Most drives come with backup software and some drives include encryption software. Encryption is particularly valuable for businesses and professionals who keep copies of their backups off-site, as well as a safety mechanism if the hard drive gets stolen.
From flash drives that fit on your keychain to storing your data in the cloud, you have a variety of choices when it comes to where you back up your data:
- CDs and DVDs: If your computer has a CD/DVD burner, you can back up your data using software already in your system or with third-party software. Since a CD holds 700MB of data, a single-layer DVD holds 4.7GB and a double-layer DVD holds 8.5GB, you must back up large files on many disks.
- USB (Universal Serial Bus): USB 3 drives have entered the market and are ten times faster than USB 2. It's backwards compatible with USB 2 ports, and USB 2 devices will work in USB 3 ports.
- Firewire: Firewire is used for digital media editing; many camcorders and digital cameras have Firewire connections. Firewire drives are easily cabled together to create redundant backups.
- eSATA (external Serial Advanced Technological Attachment): These have the fastest transfer rates of any external hard drive, but they require a special interface or a card that is not compatible with many computers. However, any computer can usually accept an internal SATA drive without difficulty.
- RAID (Redundant Array of Independent Discs): RAID is often used in business settings because of its backup and uptime capabilities. A simple RAID setup is two drives running simultaneously, with one mirroring everything that is on the other. So if one drive stops working, the other will keep the system going without a glitch.
- Cloud-Based Backups: You can store your data using a cloud-based (online) service.
The best plan is to back up everything you use every day. Hard drive capacities have increased and prices have dropped to the point that this is possible. With everything backed up to an external hard drive, you'll be back to work much quicker. Redundancy is the key to backup success.
Match Your Backup Drive to Your Computer System
The kind of backup that's best for you will depend on the type of PC you own and how you use it:
- Laptops/Notebooks: A portable backup drive is best for mobile computing, since internet access for online backups is not always available when you need it. A flash drive or memory card can work for small-file backups, but a portable hard drive powered through the USB port of your laptop can handle a complete data backup.

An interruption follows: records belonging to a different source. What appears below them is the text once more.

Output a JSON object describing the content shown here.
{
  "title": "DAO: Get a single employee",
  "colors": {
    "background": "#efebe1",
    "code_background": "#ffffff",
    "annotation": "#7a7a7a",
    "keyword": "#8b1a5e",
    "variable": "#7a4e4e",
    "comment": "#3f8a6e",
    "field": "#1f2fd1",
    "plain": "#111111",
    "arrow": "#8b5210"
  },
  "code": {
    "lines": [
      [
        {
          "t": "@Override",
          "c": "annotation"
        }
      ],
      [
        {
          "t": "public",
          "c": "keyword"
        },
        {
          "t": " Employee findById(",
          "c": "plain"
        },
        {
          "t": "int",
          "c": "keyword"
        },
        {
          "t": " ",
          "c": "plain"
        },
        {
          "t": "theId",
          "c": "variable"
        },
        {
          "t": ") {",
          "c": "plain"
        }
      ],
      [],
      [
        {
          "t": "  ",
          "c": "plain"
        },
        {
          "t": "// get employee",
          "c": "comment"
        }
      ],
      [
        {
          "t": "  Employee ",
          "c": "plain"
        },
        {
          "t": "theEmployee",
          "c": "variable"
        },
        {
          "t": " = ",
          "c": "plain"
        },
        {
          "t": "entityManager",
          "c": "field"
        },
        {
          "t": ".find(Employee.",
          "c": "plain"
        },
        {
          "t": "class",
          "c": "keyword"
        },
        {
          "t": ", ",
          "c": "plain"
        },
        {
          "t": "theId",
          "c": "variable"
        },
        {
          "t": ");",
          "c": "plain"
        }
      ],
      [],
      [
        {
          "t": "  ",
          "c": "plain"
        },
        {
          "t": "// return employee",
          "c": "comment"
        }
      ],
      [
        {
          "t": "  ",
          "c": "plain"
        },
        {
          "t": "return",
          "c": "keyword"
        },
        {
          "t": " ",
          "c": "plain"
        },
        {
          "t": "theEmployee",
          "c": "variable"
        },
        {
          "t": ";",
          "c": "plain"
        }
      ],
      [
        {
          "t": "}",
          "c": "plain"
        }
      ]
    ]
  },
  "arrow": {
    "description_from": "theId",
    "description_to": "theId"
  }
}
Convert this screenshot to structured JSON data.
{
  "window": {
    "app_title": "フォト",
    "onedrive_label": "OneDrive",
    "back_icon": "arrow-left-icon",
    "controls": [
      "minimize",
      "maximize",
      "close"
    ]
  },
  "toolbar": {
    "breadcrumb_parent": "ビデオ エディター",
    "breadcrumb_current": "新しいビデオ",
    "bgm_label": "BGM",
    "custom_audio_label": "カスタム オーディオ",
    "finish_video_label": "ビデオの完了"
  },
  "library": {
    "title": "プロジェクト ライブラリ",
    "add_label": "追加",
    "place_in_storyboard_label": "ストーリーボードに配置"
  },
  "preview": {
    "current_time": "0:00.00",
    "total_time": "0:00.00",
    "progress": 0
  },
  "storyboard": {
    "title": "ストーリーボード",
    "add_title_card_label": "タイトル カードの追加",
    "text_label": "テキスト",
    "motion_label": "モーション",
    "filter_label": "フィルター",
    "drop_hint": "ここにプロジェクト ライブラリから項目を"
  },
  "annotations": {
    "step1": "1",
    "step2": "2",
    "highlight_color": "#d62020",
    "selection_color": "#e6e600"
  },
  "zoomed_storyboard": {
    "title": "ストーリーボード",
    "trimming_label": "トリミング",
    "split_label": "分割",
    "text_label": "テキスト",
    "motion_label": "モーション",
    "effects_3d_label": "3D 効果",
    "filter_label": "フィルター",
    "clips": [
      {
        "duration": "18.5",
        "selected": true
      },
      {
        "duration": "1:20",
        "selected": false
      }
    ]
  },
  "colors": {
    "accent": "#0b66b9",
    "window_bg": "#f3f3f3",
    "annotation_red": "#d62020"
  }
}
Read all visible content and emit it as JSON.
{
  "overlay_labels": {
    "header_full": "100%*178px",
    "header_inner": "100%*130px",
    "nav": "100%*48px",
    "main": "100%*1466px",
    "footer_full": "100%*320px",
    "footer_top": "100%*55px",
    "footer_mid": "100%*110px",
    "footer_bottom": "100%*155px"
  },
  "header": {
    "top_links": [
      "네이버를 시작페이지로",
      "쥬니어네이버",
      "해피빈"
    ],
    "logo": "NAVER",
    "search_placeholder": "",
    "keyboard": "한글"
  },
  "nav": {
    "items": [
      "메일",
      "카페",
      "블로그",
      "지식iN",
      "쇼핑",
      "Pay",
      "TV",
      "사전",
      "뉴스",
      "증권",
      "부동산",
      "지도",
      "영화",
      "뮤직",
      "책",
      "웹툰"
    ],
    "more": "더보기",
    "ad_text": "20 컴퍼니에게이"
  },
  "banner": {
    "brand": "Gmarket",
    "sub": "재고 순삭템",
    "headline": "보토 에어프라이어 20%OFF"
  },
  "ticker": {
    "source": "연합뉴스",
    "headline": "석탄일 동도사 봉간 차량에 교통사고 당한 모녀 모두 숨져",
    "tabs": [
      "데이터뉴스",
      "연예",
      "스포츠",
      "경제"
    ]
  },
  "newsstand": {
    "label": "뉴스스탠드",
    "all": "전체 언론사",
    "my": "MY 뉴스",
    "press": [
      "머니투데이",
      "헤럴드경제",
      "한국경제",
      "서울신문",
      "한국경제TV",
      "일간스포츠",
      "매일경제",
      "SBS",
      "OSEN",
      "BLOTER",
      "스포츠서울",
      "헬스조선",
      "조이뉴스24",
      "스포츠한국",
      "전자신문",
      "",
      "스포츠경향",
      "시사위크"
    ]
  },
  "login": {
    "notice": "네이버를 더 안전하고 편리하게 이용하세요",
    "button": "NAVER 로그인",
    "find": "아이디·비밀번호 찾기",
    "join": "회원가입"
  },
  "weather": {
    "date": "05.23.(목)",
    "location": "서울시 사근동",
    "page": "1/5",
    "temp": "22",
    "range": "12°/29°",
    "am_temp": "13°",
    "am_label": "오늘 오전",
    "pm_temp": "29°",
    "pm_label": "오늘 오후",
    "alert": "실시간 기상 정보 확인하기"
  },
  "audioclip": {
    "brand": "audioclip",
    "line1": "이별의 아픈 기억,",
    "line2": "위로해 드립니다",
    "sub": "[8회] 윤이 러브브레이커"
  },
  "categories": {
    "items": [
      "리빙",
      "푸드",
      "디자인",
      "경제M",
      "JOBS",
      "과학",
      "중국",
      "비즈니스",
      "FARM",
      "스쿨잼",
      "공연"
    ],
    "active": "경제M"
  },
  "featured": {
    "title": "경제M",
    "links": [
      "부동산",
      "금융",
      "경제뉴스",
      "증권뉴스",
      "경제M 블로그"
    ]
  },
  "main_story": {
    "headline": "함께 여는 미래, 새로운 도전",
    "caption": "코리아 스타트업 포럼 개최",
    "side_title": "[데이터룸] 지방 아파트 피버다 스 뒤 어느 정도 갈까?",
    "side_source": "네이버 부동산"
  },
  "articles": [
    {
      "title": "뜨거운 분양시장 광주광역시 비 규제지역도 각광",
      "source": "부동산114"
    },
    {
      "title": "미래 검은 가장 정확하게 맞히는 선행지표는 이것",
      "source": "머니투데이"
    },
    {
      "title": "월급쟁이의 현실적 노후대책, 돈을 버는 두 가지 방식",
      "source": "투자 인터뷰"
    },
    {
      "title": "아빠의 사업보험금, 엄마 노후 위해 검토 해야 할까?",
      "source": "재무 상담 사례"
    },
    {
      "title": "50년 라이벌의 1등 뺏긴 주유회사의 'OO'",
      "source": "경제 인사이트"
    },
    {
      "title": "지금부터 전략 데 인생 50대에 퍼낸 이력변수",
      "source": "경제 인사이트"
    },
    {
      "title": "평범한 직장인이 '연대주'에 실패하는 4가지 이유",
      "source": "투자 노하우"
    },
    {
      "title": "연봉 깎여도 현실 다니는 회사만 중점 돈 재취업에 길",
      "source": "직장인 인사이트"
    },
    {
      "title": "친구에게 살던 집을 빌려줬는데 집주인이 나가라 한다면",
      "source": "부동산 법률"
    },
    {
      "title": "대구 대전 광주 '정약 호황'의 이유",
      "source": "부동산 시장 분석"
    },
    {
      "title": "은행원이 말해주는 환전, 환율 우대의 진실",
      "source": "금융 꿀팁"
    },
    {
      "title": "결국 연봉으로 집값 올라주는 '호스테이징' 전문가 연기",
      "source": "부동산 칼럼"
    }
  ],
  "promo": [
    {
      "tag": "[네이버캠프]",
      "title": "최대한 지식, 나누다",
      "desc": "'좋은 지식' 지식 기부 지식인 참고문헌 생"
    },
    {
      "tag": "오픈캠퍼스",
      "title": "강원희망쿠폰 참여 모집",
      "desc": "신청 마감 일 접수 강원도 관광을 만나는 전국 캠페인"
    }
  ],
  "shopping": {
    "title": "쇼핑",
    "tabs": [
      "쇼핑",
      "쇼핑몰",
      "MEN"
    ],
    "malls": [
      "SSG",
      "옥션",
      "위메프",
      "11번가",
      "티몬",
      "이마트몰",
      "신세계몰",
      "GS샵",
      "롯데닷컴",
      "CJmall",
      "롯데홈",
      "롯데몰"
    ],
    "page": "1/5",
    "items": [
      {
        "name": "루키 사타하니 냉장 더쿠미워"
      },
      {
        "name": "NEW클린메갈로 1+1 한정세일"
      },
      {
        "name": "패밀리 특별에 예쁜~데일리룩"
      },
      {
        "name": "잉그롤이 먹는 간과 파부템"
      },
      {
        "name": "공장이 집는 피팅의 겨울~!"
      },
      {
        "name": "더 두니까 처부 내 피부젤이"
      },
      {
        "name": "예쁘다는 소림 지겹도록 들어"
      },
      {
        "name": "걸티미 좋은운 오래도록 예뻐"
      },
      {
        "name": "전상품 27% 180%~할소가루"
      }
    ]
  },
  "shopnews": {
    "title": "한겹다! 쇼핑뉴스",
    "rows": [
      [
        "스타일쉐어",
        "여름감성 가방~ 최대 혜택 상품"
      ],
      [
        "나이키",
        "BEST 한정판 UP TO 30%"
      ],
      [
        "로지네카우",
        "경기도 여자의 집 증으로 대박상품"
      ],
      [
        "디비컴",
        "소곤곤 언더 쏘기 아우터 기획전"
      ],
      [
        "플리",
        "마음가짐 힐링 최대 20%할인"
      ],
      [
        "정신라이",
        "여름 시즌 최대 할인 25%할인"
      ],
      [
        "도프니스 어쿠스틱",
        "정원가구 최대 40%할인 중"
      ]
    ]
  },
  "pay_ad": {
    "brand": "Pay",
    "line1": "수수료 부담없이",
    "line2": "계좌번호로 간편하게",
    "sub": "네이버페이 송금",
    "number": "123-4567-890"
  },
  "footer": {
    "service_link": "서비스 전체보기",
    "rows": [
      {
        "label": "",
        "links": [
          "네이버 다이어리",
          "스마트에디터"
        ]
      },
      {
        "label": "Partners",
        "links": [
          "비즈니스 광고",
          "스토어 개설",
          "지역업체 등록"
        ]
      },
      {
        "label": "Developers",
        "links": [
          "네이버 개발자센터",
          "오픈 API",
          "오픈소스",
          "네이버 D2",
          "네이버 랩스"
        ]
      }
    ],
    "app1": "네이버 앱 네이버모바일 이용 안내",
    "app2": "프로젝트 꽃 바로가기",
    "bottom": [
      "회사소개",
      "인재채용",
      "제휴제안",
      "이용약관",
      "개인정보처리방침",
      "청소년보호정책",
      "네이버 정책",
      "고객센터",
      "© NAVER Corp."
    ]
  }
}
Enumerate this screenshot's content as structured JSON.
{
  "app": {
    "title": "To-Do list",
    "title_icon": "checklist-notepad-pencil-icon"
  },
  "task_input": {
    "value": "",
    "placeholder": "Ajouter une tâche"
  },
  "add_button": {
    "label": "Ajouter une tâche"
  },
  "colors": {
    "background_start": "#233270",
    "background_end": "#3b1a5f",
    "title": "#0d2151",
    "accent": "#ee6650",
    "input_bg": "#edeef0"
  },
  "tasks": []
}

- Stand-alone Desktops: An external drive with an AC adapter provides the most storage space for your dollar.
- Network-Attached Computers: To back up different computers on a network, special external hard drives can be attached to your home's or business's wireless router to back up everything on the network.
- Business Computers: RAID- and cloud-based backups (see below) provide options that are redundant and secure, but they are also expensive.
Online Versus Physical Backups
Online backup services provide you with space to store your data "in the cloud," meaning over the Internet into their servers. The main benefits of online backups are that your data is automatically stored off-site and copied to many servers, and it is automatically encrypted and checked for viruses before it is sent to the cloud.
The costs of online backups can add up because fees are ongoing and are based on how much data you store. Furthermore, if you back up lots of data, you may exceed the monthly limits of your Internet provider, incurring additional fees.
Backups: The More the Merrier
Having multiple copies of your most important data makes sense, but you shouldn't stop there. Also create copies of all your passwords, serial numbers and activation codes for any software you may need to reinstall, as well as information needed to reconnect your restored computer to your home network and the Internet.
If you have lots of passwords to keep track of, free programs are available that help you manage and encrypt all your passwords in one easy-to-use application.